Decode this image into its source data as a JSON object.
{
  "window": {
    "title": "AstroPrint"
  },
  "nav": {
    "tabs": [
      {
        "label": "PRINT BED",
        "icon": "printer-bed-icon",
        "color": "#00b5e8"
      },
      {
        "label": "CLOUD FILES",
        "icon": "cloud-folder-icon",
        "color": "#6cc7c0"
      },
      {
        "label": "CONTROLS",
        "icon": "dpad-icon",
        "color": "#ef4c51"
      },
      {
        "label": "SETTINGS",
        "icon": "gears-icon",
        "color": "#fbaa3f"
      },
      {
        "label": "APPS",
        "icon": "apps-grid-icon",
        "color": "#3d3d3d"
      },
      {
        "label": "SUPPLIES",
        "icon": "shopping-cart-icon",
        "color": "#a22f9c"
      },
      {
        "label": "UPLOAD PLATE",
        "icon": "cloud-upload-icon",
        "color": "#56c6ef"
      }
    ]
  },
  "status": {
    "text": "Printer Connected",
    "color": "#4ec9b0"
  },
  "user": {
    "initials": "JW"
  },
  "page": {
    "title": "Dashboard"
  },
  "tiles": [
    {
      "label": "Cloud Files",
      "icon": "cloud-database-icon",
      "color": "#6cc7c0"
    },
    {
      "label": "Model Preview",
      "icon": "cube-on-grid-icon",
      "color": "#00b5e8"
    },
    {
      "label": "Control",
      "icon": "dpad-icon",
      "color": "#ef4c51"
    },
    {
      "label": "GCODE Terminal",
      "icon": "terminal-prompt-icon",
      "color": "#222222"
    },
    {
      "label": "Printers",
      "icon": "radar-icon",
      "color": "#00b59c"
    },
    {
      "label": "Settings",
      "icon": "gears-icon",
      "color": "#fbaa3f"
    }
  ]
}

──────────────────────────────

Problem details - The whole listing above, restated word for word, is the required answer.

Result of this task -
Decode this image into its source data as a JSON object.
{
  "window": {
    "title": "AstroPrint"
  },
  "nav": {
    "tabs": [
      {
        "label": "PRINT BED",
        "icon": "printer-bed-icon",
        "color": "#00b5e8"
      },
      {
        "label": "CLOUD FILES",
        "icon": "cloud-folder-icon",
        "color": "#6cc7c0"
      },
      {
        "label": "CONTROLS",
        "icon": "dpad-icon",
        "color": "#ef4c51"
      },
      {
        "label": "SETTINGS",
        "icon": "gears-icon",
        "color": "#fbaa3f"
      },
      {
        "label": "APPS",
        "icon": "apps-grid-icon",
        "color": "#3d3d3d"
      },
      {
        "label": "SUPPLIES",
        "icon": "shopping-cart-icon",
        "color": "#a22f9c"
      },
      {
        "label": "UPLOAD PLATE",
        "icon": "cloud-upload-icon",
        "color": "#56c6ef"
      }
    ]
  },
  "status": {
    "text": "Printer Connected",
    "color": "#4ec9b0"
  },
  "user": {
    "initials": "JW"
  },
  "page": {
    "title": "Dashboard"
  },
  "tiles": [
    {
      "label": "Cloud Files",
      "icon": "cloud-database-icon",
      "color": "#6cc7c0"
    },
    {
      "label": "Model Preview",
      "icon": "cube-on-grid-icon",
      "color": "#00b5e8"
    },
    {
      "label": "Control",
      "icon": "dpad-icon",
      "color": "#ef4c51"
    },
    {
      "label": "GCODE Terminal",
      "icon": "terminal-prompt-icon",
      "color": "#222222"
    },
    {
      "label": "Printers",
      "icon": "radar-icon",
      "color": "#00b59c"
    },
    {
      "label": "Settings",
      "icon": "gears-icon",
      "color": "#fbaa3f"
    }
  ]
}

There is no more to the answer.